Foreign lenders eye China opportunities
By Wei Tian, China Daily/Asia News Network
July 19, 2012, 11:17 am TWN
BEIJING -- Foreign banks saw their profits in China double in 2011 and expect at least 20 percent annual revenue growth over the next three years despite a bleak economic outlook, a survey by PricewaterhouseCoopers said yesterday.
A total of 181 foreign banks in China reported a combined revenue growth from 7.78 billion yuan (US$1.22 billion) in 2010 to 16.73 billion yuan (US$2.62 billion) in 2011, according to the PwC's seventh annual report of foreign banks in China.
The total assets of foreign banks in China also grew 24 percent to 2.15 trillion yuan (US$337.4 billion) over last year, and accounted for about 2 percent of the total assets in China's banking sector. The share is up from a decline during 2008, which was the result of massive liquidity injected into Chinese banks.
Although China's economic outlook was shadowed by a series of weak data recently, annual revenue growth of 20 percent or more until 2015 is still in the sights of the 41 CEOs, senior executives, and branch managers surveyed.
The foreign banks have set their own sights on four target growth areas: financial institutions, multinational corporations, state-owned enterprises and privately owned enterprises.

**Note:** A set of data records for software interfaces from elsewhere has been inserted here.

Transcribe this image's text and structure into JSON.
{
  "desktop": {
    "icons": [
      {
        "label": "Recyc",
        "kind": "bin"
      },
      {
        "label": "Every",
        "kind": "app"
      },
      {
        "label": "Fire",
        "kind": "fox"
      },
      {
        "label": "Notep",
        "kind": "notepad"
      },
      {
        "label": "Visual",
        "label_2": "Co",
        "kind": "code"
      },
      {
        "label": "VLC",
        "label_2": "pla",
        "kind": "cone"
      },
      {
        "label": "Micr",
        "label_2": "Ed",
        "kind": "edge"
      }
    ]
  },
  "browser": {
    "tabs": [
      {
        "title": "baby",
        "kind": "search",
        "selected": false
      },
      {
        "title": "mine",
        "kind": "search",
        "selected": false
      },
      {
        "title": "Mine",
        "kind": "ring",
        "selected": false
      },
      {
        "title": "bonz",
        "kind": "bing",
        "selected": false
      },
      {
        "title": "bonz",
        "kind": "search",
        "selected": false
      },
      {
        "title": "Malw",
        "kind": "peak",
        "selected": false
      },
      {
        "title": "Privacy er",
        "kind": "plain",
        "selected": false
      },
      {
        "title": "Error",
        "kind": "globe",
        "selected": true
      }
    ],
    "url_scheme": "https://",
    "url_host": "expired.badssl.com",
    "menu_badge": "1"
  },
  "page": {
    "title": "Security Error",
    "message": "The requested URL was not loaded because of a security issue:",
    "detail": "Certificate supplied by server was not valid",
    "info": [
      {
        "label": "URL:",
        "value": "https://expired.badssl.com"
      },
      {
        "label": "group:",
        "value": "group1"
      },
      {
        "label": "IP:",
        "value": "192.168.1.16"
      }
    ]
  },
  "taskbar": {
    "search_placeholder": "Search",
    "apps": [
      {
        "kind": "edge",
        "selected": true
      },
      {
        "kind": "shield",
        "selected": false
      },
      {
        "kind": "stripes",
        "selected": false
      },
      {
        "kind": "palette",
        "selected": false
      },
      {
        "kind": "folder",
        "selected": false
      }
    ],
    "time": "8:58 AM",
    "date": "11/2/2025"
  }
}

Debt capital market is expected to offer the greatest opportunity.
Facing a talent shortage, many foreign banks are on an aggressive recruitment drive, aiming to increase the industry's headcount by 56 percent to 55,000 by 2015 from the current 35,000.
“The significant growth (in profit) was a result of strong demand for corporate credit from multinationals expanding within China and an increasing number of State and private-owned enterprises customers,” said Jimmy Leung, banking and capital market leader with PwC China.
He added that the internationalization of the renminbi has generated a strong demand and growing revenue in derivatives, which also helped drive results.
The central bank's recent advancement on interest-rate liberalization is also viewed as advantageous, as foreign banks can now compete with more flexibility, Leung said.
“The exponential growth in the number of high net-worth individuals in China is leading some foreign banks to renew and develop their retail and wealth-management businesses,” said Raymond Yung, PwC China financial services leader.